PossibleBackgrounds

4. Stripes or no strips in the outer border.
Should the border be just solid or should I pull the prints from the circle out to continue the stripes?
BorderNoStripesBorderStripes

5. Size of the outer border
I had finished the first 1/2 started to think that the 10″ border I had chosen was too large and maybe I should cut it down to 5″. Well, I left it and decided that I needed the whole top before I could make that decision. The 10″ border was the perfect size with the whole quilt top, so it stayed.

Phased Circles_10in_Border  Phased Circles_5in_border 

6. The back
I really wanted the back to complement the front, which I could do either with fabric or with shapes. I still had most of Carolyn Friedlander Black, White and Grey prints left. Since there was so much color on the front, wouldn’t it be cool to use a lack of color on the back as a contrast to the front. I also liked that these prints could be used to give an ombre look.IMG_2067

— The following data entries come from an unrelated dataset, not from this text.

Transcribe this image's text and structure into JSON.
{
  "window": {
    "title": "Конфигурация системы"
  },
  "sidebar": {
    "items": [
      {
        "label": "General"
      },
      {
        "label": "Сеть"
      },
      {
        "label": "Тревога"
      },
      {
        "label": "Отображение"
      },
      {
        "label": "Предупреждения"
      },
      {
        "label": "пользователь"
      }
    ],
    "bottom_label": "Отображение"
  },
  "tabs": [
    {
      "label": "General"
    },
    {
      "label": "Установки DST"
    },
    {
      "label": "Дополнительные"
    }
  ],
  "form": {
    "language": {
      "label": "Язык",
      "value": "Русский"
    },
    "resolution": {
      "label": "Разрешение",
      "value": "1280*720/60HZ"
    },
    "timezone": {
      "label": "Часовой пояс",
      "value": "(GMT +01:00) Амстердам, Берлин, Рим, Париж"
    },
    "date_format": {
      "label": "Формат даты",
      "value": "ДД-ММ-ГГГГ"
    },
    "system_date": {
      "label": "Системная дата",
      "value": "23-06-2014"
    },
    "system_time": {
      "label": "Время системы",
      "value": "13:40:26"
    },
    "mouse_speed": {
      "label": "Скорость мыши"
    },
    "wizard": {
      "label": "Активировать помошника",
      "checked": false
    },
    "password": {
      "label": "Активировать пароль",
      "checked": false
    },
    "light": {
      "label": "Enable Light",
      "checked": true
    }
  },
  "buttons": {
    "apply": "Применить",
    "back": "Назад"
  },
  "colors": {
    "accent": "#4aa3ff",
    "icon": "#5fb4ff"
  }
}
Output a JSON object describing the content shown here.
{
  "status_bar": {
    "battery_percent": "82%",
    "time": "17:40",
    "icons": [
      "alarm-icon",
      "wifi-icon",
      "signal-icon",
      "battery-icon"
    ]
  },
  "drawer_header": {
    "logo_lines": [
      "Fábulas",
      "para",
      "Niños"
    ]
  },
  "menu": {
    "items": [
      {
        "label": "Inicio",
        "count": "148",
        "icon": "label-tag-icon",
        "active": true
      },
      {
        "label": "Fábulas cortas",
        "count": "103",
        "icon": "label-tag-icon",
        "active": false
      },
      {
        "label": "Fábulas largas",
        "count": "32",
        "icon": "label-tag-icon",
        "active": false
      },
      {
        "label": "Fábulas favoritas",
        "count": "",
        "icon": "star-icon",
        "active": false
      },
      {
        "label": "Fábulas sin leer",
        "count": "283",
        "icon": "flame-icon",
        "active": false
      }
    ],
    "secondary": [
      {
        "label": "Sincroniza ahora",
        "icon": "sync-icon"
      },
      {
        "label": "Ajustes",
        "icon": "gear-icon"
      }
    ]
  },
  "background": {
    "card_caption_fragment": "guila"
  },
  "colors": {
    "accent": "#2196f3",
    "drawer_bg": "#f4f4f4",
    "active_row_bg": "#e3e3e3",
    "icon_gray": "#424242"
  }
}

7. The quilting design
The original decision for the quilting was going to be 1/2″ lines that moved around the circles and then the borders were going to have FMQ’ed straight line mixed border (similar to what you see in Carolyn’s quilts). The more I though about it the more this changed. Finally, I decided on matchstick quilting for the blocks at both vertical and horizontal directions, while the border was a simple 1″ straight lines.
Phased Circles Block1 Quilted Top

The crosshatch (gridded) quilting was introduced as I finished the second block….I decided I needed a break and that this would be a great complement to the overall design.Blocks2_3_quilted

8. The binding
The last design decision was the fabric for the matching binding. I wanted it to be color blocked from the start. All solid? All prints? In the end I chose a mix; I decided that the jade and the green blocks would be the solid color, since the print was dramatically different from the solid. The other 4 blocks were bound in the matching print used in the border and circles.
PhasedCirclesCompleteThey were the key decisions made in my design process. Obviously, they happen throughout the creative process, and I always try to stay open to changing my mind in the process.

Linking up with Lorna @ Sew Fresh Quilts for Let’s Bee Social.